  1. Graham says:

    As a fan of the Nate Heller series, I knew you could write, but DAMN you guys rocked out. (That’s me in the picture, the big goofy guy right in front of the keyboards.)

  2. Gerald So says:

    Just wanted to say how much I enjoyed Ali Karim’s Saturday morning P.I. panel with you, Barbara Fister, Bob Randisi, and Rick Helms. I’m a Robert Parker fan, but I agree with your comments on Hawk and other sidekicks in your recent Sons of Spade interview. Spenser wasn’t the first hero to have an amoral sidekick, but I think Parker popularized the P.I. sidekick, just as his popularity helped renew interest in the P.I. genre in the 70s. I’d say the avenging sidekick is part of his legacy in the negative sense.

  3. And I’m the big goofy guy with his hand up behind the keyboards!

  4. Gerald, thanks for these comments. I know some Parker fans don’t like what I’ve said about Hawk being a racist character in conception, but I stand behind that…just as I stand behind the notion that my protagonists do their own psychotic dirty work.

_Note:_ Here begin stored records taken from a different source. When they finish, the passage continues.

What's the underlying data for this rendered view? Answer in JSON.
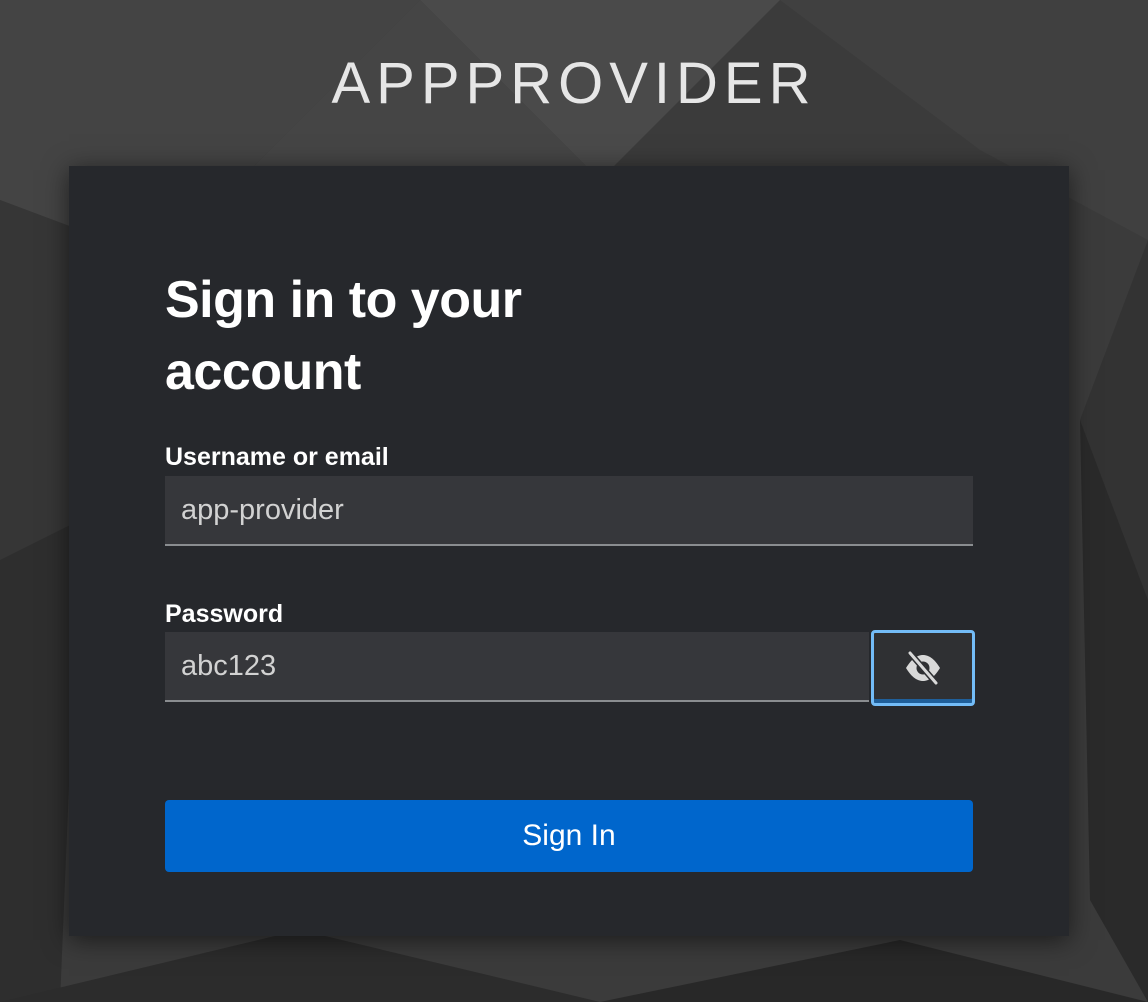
{
  "brand": {
    "name": "APPPROVIDER"
  },
  "login": {
    "title": "Sign in to your account",
    "username_label": "Username or email",
    "username_value": "app-provider",
    "password_label": "Password",
    "password_value": "abc123",
    "toggle_icon": "eye-slash-icon",
    "submit_label": "Sign In"
  },
  "colors": {
    "card_bg": "#26282c",
    "input_bg": "#36373b",
    "primary": "#0066cc",
    "focus": "#73bcf7"
  }
}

    I do value Parker for what he did for the genre. I wish those who don’t care for Mickey would do him the same courtesy.